The central bank predicted growth in the range of 2.7 to 2.9 per cent in 2011 and 3.3 to 3.7 per cent next year.

In its last forecast, in April, the Fed predicted growth in the range of 3.1 to 3.3 per cent in 2011 and 3.5 to 4.2 per cent next year.

It also forecast unemployment to stay high, averaging 8.6 to 8.9 per cent in the last quarter of 2011, compared with 8.4 to 8.7 per cent projected in April.

It estimated unemployment at the end of 2012 in a range of 7.8 per cent to 8.2 per cent. In April, it called for 7.6 to 7.9 per cent in April.

Inflation, it predicted, will grow slightly, but average 1.9 per cent long term.

At a news conference, Fed chair Ben Bernanke said some of the problems slowing the U.S. economy could persist into next year.

Bernanke said the slowdown could be due, in part, to the depressed housing market and other factors that aren't likely to fade soon.

"Maybe some of the headwinds that are concerning us, like the weakness in the financial sector, problems in the housing sector — some may be stronger and more persistent than we thought," he said.

Greek crisis very important

Bernanke also said the fiscal crisis in Greece is a very important and difficult issue and suggested the European debt crisis poses a threat to both European and global banking systems and to European unity as well.

Markets worry that concerns about a potential Greek default could spread to other European nations with heavy debt burdens, such as Ireland, Portugal, Spain and perhaps Italy. U.S. banks and the U.S. economy would be at risk, too.

When the European debt crisis first shook markets last year, the Fed renewed agreements with European central banks to supply dollars to them if they ran short. The central banks would lend the dollars to commercial banks. In return, the Fed would receive European currencies to hold until the dollars were repaid.

Earlier in the day, its monetary policy committee Wednesday said the U.S. economic recovery is continuing at a moderate pace, "though somewhat more slowly than the committee had expected."

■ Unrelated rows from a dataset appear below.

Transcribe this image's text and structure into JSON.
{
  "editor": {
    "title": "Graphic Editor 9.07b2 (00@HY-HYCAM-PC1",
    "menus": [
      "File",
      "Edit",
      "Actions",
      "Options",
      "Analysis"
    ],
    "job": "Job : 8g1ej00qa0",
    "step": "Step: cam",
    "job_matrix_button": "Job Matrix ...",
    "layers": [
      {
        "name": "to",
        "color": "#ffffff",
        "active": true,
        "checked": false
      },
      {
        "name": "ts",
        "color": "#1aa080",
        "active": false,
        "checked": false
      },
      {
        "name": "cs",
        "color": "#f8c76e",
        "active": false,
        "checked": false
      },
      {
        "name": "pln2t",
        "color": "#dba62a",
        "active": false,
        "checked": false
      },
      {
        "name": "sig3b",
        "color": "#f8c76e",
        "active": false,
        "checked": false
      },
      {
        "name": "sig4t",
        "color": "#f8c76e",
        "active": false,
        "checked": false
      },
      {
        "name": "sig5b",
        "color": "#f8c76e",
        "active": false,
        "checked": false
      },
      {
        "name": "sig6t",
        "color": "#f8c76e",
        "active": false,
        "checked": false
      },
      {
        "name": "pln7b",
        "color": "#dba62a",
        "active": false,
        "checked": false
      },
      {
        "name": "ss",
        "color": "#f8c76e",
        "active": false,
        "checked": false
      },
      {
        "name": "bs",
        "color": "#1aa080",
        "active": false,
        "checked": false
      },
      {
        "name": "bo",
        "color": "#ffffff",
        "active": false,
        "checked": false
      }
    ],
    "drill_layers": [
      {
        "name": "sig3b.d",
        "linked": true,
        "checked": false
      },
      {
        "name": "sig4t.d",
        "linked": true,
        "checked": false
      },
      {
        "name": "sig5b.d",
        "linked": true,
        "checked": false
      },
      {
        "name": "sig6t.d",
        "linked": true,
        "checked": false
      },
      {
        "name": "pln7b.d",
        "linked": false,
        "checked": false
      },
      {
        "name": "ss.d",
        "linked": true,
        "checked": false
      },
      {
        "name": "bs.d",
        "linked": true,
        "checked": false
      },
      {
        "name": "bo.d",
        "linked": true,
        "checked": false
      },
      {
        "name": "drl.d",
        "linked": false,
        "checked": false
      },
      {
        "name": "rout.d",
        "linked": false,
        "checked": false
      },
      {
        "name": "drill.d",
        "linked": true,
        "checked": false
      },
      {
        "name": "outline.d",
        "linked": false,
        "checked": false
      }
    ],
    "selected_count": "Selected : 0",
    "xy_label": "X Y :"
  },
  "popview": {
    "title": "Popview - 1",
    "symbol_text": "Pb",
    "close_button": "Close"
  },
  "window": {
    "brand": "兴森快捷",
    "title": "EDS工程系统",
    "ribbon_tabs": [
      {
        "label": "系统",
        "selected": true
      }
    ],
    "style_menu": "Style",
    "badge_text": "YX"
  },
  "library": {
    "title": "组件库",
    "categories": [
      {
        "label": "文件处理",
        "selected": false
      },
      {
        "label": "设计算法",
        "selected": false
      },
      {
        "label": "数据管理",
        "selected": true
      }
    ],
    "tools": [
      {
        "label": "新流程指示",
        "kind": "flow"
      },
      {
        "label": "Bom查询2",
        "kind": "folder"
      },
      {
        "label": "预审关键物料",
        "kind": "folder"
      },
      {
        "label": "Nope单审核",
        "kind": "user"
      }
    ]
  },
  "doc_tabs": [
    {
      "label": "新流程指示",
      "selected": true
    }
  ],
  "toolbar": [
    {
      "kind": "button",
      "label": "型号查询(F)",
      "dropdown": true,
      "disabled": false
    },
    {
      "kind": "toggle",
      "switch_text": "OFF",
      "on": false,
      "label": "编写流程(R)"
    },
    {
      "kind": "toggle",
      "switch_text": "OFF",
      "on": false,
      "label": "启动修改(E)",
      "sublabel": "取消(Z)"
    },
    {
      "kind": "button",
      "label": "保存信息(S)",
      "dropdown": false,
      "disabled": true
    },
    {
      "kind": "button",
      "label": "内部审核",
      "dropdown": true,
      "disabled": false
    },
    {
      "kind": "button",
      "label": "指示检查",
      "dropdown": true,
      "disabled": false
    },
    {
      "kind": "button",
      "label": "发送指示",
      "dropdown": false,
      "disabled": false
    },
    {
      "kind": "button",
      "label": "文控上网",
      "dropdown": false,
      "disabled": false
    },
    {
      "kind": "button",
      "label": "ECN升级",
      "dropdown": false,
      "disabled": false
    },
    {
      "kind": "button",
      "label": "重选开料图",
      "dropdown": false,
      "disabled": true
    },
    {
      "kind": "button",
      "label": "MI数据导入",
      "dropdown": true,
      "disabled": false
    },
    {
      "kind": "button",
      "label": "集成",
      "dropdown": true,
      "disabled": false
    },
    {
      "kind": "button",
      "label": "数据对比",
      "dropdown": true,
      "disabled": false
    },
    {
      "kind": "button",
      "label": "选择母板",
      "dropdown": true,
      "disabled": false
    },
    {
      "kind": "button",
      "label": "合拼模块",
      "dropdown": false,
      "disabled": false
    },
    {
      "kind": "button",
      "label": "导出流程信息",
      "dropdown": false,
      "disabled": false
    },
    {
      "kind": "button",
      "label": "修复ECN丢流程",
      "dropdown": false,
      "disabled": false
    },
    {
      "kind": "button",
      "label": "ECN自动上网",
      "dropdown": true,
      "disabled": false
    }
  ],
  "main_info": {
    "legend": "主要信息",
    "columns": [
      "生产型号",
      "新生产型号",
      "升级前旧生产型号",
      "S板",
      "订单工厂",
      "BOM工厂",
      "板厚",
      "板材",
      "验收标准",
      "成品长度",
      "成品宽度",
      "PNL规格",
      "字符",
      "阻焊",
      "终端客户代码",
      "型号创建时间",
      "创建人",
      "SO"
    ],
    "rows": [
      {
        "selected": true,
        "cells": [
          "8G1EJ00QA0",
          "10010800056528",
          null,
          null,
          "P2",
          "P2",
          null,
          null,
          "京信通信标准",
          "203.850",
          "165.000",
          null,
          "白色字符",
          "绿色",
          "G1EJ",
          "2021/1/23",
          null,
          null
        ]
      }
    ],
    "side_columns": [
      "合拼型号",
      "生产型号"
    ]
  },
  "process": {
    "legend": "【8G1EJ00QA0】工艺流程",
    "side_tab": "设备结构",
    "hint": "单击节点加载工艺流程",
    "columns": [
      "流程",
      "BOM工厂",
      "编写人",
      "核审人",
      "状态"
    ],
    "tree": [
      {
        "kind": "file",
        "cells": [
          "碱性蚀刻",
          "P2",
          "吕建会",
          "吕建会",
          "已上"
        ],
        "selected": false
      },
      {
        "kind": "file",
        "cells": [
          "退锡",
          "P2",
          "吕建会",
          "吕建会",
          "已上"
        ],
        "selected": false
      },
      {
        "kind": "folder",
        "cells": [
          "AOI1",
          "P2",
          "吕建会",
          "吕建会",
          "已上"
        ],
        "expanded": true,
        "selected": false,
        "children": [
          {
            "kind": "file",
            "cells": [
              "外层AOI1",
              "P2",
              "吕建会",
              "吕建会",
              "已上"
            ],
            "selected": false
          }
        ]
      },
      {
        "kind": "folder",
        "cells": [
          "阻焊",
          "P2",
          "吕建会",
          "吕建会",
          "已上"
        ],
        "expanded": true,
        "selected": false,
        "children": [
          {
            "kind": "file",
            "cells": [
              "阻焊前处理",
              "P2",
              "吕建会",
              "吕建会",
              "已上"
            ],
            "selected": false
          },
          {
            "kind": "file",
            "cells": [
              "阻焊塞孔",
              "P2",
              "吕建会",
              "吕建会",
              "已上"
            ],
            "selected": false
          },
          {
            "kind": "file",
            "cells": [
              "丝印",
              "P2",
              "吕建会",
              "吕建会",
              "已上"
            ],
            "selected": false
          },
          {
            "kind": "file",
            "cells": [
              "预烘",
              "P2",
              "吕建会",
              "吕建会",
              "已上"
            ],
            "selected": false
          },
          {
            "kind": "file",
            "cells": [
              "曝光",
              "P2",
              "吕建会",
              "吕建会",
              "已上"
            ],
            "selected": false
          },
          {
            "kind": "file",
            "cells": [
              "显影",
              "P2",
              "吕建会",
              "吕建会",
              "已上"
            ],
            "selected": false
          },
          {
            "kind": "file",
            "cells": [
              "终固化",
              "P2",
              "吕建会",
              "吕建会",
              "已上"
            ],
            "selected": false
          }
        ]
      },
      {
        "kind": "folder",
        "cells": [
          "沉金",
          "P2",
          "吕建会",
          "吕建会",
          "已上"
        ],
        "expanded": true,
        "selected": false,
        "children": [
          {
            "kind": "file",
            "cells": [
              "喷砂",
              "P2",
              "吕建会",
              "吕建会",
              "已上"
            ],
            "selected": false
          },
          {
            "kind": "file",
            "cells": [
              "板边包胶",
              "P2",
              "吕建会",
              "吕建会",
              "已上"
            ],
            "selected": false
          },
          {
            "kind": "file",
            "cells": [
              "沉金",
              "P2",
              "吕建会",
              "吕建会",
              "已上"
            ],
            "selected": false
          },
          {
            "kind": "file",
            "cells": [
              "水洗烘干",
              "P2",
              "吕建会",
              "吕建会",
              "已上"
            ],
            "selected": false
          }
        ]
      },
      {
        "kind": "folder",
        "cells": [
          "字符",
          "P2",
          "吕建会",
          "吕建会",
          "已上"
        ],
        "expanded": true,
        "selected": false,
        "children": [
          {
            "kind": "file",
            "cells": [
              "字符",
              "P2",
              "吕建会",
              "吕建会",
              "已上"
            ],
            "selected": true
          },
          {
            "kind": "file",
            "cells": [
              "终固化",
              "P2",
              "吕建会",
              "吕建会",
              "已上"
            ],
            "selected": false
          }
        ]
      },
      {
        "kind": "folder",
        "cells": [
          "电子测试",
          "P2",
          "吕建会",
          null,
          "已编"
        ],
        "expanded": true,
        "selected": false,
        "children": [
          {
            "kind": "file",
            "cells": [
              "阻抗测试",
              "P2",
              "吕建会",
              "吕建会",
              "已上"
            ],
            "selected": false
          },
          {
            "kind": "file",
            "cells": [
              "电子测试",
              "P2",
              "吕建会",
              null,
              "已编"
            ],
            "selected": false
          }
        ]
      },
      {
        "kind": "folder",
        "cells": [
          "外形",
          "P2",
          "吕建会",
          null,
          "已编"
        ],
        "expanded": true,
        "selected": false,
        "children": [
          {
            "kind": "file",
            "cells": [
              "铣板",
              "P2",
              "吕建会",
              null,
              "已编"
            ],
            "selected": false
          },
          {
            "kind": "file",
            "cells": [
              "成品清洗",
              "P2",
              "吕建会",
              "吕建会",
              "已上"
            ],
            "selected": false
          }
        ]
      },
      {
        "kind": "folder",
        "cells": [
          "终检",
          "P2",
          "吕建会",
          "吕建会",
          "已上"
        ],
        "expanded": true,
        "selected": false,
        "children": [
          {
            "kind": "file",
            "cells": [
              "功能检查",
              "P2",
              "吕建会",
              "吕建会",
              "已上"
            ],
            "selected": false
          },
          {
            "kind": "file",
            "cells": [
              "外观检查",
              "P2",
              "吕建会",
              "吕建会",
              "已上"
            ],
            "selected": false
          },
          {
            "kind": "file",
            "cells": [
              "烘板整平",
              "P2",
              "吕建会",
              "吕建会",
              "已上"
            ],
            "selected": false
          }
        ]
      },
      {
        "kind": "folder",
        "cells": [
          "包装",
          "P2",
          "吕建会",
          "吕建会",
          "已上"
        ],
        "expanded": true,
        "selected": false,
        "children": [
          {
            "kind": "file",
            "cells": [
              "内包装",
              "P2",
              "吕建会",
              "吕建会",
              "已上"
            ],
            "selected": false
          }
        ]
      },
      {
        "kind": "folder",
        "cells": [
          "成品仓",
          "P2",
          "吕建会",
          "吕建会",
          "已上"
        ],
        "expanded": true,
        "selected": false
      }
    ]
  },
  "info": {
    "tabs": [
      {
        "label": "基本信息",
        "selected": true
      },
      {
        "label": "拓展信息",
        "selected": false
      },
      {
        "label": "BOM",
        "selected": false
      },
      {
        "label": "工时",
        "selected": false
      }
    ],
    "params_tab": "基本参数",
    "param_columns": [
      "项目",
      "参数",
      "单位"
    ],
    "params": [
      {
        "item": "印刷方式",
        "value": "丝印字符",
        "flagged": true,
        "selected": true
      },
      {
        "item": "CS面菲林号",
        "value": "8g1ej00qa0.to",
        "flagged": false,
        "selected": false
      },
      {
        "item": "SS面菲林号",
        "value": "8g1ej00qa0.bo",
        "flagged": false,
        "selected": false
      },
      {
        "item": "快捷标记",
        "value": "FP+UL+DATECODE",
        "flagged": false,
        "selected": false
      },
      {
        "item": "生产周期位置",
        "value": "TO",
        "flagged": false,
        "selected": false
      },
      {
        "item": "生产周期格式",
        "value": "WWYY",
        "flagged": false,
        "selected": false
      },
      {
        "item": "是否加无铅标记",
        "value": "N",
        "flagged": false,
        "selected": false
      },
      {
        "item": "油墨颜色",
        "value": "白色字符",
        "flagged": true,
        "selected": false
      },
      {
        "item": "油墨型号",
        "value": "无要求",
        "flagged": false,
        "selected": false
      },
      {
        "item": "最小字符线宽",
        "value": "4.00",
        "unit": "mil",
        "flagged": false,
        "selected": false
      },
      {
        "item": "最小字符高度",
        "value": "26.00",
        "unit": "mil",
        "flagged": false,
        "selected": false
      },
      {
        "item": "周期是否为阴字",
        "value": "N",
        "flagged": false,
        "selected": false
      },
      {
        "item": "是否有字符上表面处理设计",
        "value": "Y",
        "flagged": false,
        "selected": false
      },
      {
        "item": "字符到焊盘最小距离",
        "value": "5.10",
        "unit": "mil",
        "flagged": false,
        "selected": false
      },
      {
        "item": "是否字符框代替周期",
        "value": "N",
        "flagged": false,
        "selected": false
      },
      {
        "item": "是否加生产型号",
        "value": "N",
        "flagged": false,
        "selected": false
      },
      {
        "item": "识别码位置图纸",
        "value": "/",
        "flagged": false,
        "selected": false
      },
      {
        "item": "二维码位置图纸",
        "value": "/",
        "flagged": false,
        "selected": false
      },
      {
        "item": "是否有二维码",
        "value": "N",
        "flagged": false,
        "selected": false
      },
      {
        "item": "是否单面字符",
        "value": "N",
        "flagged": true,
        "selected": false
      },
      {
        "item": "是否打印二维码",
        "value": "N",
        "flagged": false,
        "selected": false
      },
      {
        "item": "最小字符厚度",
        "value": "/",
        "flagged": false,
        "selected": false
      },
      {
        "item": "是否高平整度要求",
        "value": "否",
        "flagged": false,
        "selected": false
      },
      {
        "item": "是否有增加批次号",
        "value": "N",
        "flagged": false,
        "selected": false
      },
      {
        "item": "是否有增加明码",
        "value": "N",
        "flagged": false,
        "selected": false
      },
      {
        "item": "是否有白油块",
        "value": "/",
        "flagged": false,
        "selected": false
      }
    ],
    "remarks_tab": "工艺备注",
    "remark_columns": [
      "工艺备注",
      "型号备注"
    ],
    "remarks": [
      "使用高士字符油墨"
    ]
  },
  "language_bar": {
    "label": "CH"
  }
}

As expected, the Fed left a key interest rate at a record low near zero and repeated its pledge to keep it there for "an extended period."

It also acknowledged the labour market has been "weaker than anticipated," but said the slower pace of the recovery reflects in part "temporary" factors, such as higher food and energy prices and business disruptions caused by the earthquake and tsunami in Japan in March.

Stimulus program to end on schedule

Despite speculation that it would signal new measures to stimulate the economy, the Fed said it would let its $600 billion US government bond-buying program end as scheduled on June 30. The program is intended to stimulate the economy by lowering rates on loans, lifting stock prices and encouraging spending.

Critics have complained that the bond purchases raised the risk of runaway inflation while doing little to boost growth. Bernanke has said that creeping inflation from higher oil and food prices is likely temporary.

When asked during the news conference about the possibility of launching a new stimulus program, Bernanke said the Fed will "review the outlook going forward," but pointed out that job creation has improved this year compared with 2010.

The Fed said it would keep its holdings of Treasury bonds at current levels. That policy is intended to keep consumer and business loan rates at low levels to stimulate spending.

Bernanke earlier in June called the U.S. recovery "frustratingly slow."

U.S. employers added only 54,000 jobs in May, the poorest showing in eight months. The unemployment rate is 9.1 per cent. Most economists have downgraded their forecasts for hiring and growth for the rest of the year. 

Many economists say the slowdown means the Fed won't start raising rates until the summer of 2012, about six months later than many thought when 2011 began.

With files from The Associated Press